The war dragged on. It became even more miserable and even more desperate. In August 1942, Malta was down to only a week or two of remaining food supplies. People were starving and subsisting on one small meal a day. Regular bombing raids had reduced much of the built-up area around the Harbour and beyond to rubble and the NAZIS continued to torment the population with multiple daily air raids. It looked like they had no option but to capitulate and suffer a NAZI occupation, along with all the horrors they had heard about and learnt to associate with such a disaster. Surrender was imminent. Perhaps two weeks away, at most.
Then, one sunny Autumn morning, the girls heard a loud commotion outside in the street. People were shouting, laughing and singing. It was September 13th, two days before the feast of Santa Marija. Pupa and Christina went outside their building and out to the piazza of Ħamrun to see what all the commotion was about. It seemed that all the people of the entire suburb were outside of their homes and in the streets. People were crying and hugging one another as they rushed along the High Street towards the city of Valletta. The girls were swept along within the throng and moved down the street with the crowd. It was like a fantastic celebration the likes of which the girls had never seen. As they approached the stone bastions at Valletta, they saw a scene of mass hysteria with people standing on the ramparts cheering and waving. People were weeping with joy while waving flags.
The girls looked into the Grand Harbour to see three ships. They were the good ships Port Chalmers, Rochester Castle and Melbourne Star, three of the five surviving remnants of the convoy of food, medicines, ammunition and fuel codenamed “Operation Pedestal” but later renamed by the Maltese as the “Santa Marija Convoy.”

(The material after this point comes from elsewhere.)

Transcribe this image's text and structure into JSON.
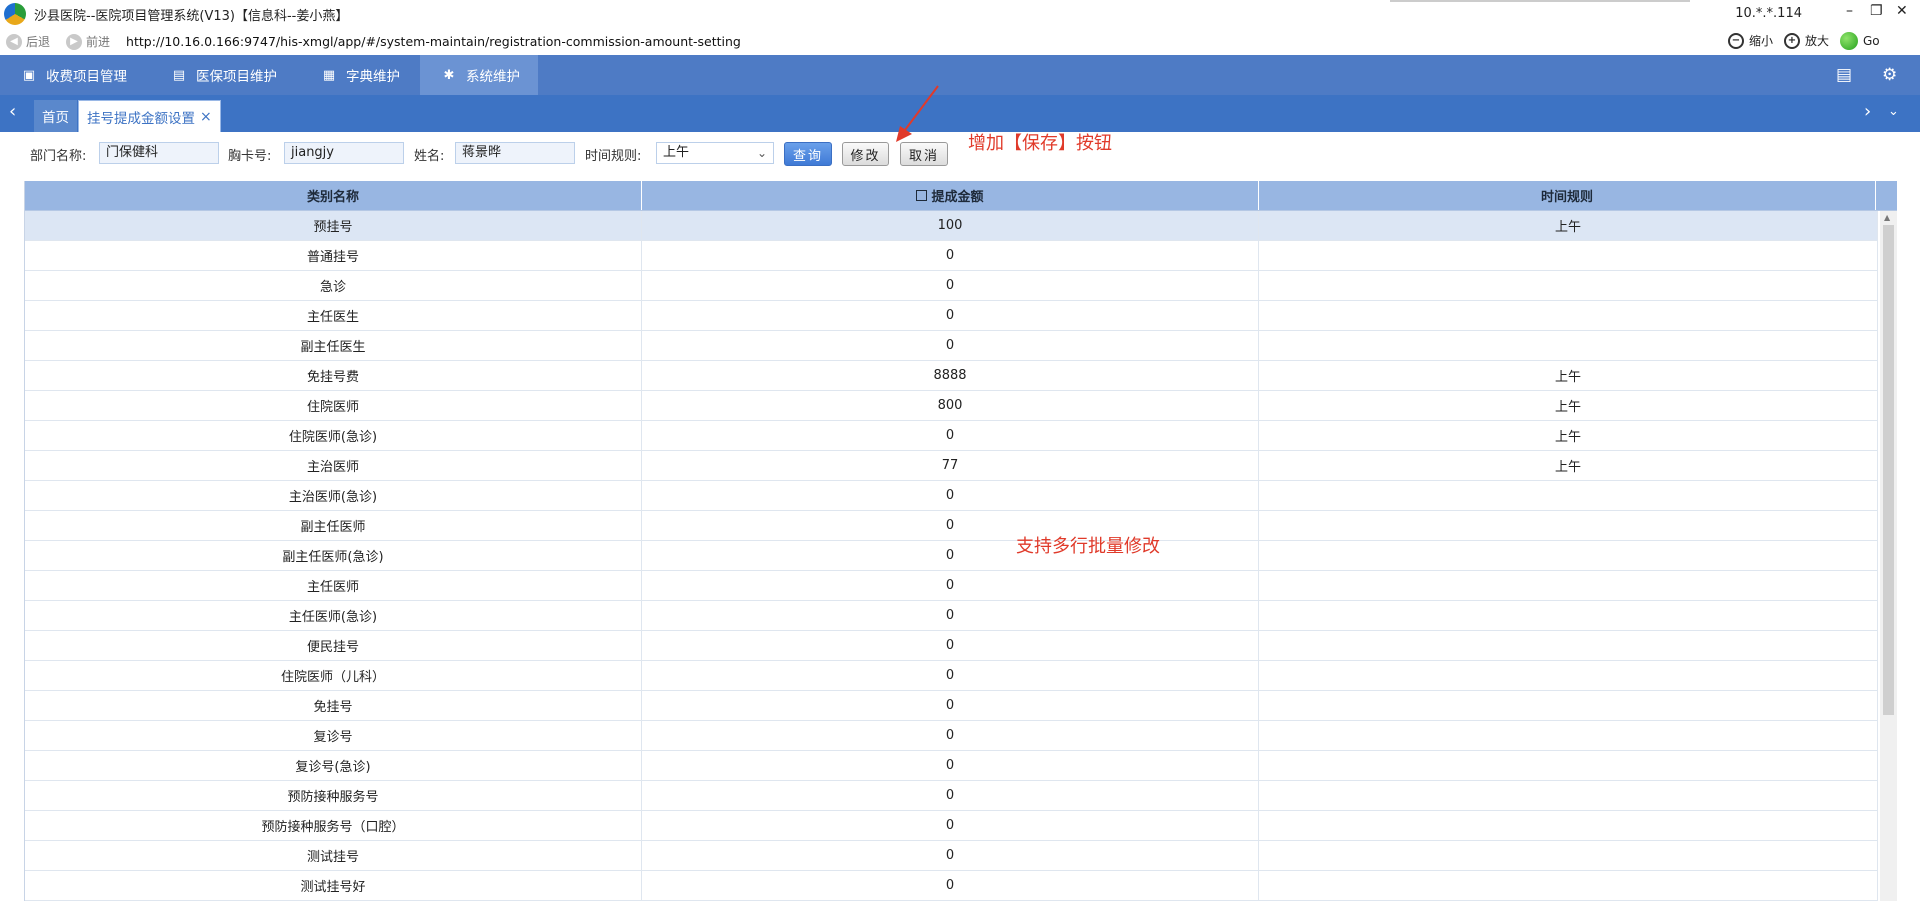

Several previously attempted convoys and their precious cargoes destined for Malta lay on the bottom of the sea, intercepted by Axis fighter bombers and U-boats before they could reach Malta. In August 1942, the British decided to launch one last, desperate attempt to land a convoy of supplies to save Malta, and henceforth, the North African campaign of General Montgomery and the Allies. The convoy was ambitious and at the same time, audacious. It included 13 merchant ships and the fuel tanker Ohio, escorted by 44 warships, including two battle ships and three aircraft carriers.
Apart from the three merchant ships that sailed into the Grand Harbour on the 13th, the Brisbane Star, a fourth merchant ship, sailed in the next day. The day after that, the greatest prize of all, the tanker Ohio, limped into harbour half submerged from bomb damage. It was the 15th day of August- the Catholic fest day of the Assumption of Mary into Heaven, known to the Maltese as Festa Santa Marija.
The surviving vessels of the convoy had miraculously navigated through a tremendous onslaught from the Luftwaffe and endured multiple submarine attacks to travel from the Allied naval base at Gibraltar the 2,120 kilometres across the Mediterranean Sea all the way to the Grand Harbour, Malta. Some 53,000 tons of the original 85,000 tons of convoy supplies was at the bottom of the ocean along with nine of the merchant ships. The Ohio had 9,514 tons of fuel remaining from its original cargo of 13,000 tons. One aircraft carrier, two light cruisers and one destroyer were sunk and over 500 men killed. The supplies that did get through lasted until the end of 1942 and allowed the successful harassment of NAZI supply lines from Italy to Rommel in North Africa to continue while also facilitating the defence of the island.
During those miserable times for Christina, through the last stages of WWII, the only sibling that she felt showed her real compassion was her little sister, Pupa. Pupa was the one who welcomed her back into the family with open arms and the only one who seemed to understand how lonely and despairing she felt. On one particularly despondent occasion, Pupa went as far as to offer Christina some of her own meagre food rations in an attempt to stop her big sister crying.
The sisters almost died of typhoid while together in St. Luke’s hospital during the epidemic of 1942. They supported and encouraged each other from adjacent hospital beds with kind words and they built up a particularly strong bond.
Many years after the horrors of war were over, Christina married a very kind and gentle man who owned a small upholstering business in Ħamrun and who treated her like a queen. Cristina’s husband woke from sleep early each morning and would bring her breakfast in bed before he left for work each day. She was very happily married until a work-related disease involving toxic chemical use took her soulmate’s life too early. They had two children, a boy and a girl.
Pupa grew up to be a
beautiful young woman, married a handsome man from Marsa and immigrated to
Australia but the love between the two sisters never waned. Christina spoke to
Pupa in Australia on the telephone every day in their later years. Their
special bond remained rock solid for the remainder of their lives. The last
time they saw each other Christina was aged 89 and Pupa was 84 years old. It
was a sad and tearful final farewell at the Luqa airport departure lounge,